Entries provided: Begin

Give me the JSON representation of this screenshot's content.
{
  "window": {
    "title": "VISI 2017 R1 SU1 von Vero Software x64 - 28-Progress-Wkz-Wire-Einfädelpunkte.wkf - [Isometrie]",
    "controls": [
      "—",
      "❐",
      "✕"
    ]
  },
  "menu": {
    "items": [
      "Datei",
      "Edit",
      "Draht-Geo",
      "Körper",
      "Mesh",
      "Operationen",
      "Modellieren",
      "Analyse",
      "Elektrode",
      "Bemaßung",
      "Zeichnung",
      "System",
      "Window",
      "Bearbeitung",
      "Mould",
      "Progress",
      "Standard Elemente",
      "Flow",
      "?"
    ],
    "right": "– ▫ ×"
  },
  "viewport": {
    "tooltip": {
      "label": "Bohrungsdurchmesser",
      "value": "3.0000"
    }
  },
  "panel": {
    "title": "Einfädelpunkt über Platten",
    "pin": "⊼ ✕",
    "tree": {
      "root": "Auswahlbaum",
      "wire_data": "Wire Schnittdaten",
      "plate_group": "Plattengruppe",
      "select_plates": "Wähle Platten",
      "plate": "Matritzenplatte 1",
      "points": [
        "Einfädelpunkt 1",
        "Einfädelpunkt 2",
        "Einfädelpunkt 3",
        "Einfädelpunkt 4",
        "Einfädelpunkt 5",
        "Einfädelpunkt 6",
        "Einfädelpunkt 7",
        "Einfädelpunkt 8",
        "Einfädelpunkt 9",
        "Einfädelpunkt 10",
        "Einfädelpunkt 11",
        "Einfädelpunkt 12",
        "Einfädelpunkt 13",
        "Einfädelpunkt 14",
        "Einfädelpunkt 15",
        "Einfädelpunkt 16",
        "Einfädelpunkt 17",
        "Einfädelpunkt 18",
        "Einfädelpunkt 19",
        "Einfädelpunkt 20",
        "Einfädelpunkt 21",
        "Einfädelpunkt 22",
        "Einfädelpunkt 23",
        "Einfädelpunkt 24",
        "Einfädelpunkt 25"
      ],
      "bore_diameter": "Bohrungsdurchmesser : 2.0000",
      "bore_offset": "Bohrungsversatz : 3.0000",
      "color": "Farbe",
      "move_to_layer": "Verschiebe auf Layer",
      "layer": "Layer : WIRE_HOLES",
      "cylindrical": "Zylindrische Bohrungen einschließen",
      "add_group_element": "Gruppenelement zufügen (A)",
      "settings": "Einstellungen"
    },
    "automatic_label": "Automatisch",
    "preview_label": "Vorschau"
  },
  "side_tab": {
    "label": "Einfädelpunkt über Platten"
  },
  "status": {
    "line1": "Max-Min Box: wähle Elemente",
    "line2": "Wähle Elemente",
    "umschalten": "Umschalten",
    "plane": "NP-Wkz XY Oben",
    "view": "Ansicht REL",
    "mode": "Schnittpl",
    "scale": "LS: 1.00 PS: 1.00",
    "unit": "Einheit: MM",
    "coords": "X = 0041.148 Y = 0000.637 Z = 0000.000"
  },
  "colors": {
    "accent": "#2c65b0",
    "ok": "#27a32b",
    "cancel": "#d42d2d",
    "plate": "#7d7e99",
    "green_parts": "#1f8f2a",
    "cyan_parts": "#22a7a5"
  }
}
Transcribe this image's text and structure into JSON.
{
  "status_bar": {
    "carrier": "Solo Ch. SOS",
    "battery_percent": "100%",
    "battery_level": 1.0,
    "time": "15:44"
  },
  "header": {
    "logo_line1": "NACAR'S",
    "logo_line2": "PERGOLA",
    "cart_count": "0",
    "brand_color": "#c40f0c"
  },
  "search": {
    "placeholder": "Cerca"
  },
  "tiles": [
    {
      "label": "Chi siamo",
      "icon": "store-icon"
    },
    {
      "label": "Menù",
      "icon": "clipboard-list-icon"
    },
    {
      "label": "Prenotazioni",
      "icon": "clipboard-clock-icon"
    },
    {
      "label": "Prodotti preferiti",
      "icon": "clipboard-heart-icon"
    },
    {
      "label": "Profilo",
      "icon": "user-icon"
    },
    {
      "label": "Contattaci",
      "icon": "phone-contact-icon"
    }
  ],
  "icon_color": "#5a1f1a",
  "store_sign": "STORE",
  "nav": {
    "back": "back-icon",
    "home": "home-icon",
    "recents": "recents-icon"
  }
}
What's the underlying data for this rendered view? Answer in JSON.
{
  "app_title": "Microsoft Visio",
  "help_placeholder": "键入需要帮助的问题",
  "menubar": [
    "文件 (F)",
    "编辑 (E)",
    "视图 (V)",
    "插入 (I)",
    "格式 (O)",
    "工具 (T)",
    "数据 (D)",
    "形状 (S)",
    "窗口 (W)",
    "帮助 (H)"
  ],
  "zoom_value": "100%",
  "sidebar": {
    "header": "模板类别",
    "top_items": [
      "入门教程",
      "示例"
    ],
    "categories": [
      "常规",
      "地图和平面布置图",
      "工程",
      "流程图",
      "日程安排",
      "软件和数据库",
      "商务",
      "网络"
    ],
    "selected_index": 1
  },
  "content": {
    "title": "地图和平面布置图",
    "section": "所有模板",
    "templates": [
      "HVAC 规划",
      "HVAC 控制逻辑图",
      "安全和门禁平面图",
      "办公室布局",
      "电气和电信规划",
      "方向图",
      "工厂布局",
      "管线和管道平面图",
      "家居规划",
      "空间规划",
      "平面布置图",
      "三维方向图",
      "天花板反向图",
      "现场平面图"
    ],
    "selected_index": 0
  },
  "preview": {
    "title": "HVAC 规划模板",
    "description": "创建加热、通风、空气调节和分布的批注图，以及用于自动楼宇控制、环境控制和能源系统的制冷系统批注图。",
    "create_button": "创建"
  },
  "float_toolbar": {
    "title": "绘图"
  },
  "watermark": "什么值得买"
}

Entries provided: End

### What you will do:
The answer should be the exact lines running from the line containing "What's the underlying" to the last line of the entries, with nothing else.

### Written answer:
What's the underlying data for this rendered view? Answer in JSON.
{
  "app_title": "Microsoft Visio",
  "help_placeholder": "键入需要帮助的问题",
  "menubar": [
    "文件 (F)",
    "编辑 (E)",
    "视图 (V)",
    "插入 (I)",
    "格式 (O)",
    "工具 (T)",
    "数据 (D)",
    "形状 (S)",
    "窗口 (W)",
    "帮助 (H)"
  ],
  "zoom_value": "100%",
  "sidebar": {
    "header": "模板类别",
    "top_items": [
      "入门教程",
      "示例"
    ],
    "categories": [
      "常规",
      "地图和平面布置图",
      "工程",
      "流程图",
      "日程安排",
      "软件和数据库",
      "商务",
      "网络"
    ],
    "selected_index": 1
  },
  "content": {
    "title": "地图和平面布置图",
    "section": "所有模板",
    "templates": [
      "HVAC 规划",
      "HVAC 控制逻辑图",
      "安全和门禁平面图",
      "办公室布局",
      "电气和电信规划",
      "方向图",
      "工厂布局",
      "管线和管道平面图",
      "家居规划",
      "空间规划",
      "平面布置图",
      "三维方向图",
      "天花板反向图",
      "现场平面图"
    ],
    "selected_index": 0
  },
  "preview": {
    "title": "HVAC 规划模板",
    "description": "创建加热、通风、空气调节和分布的批注图，以及用于自动楼宇控制、环境控制和能源系统的制冷系统批注图。",
    "create_button": "创建"
  },
  "float_toolbar": {
    "title": "绘图"
  },
  "watermark": "什么值得买"
}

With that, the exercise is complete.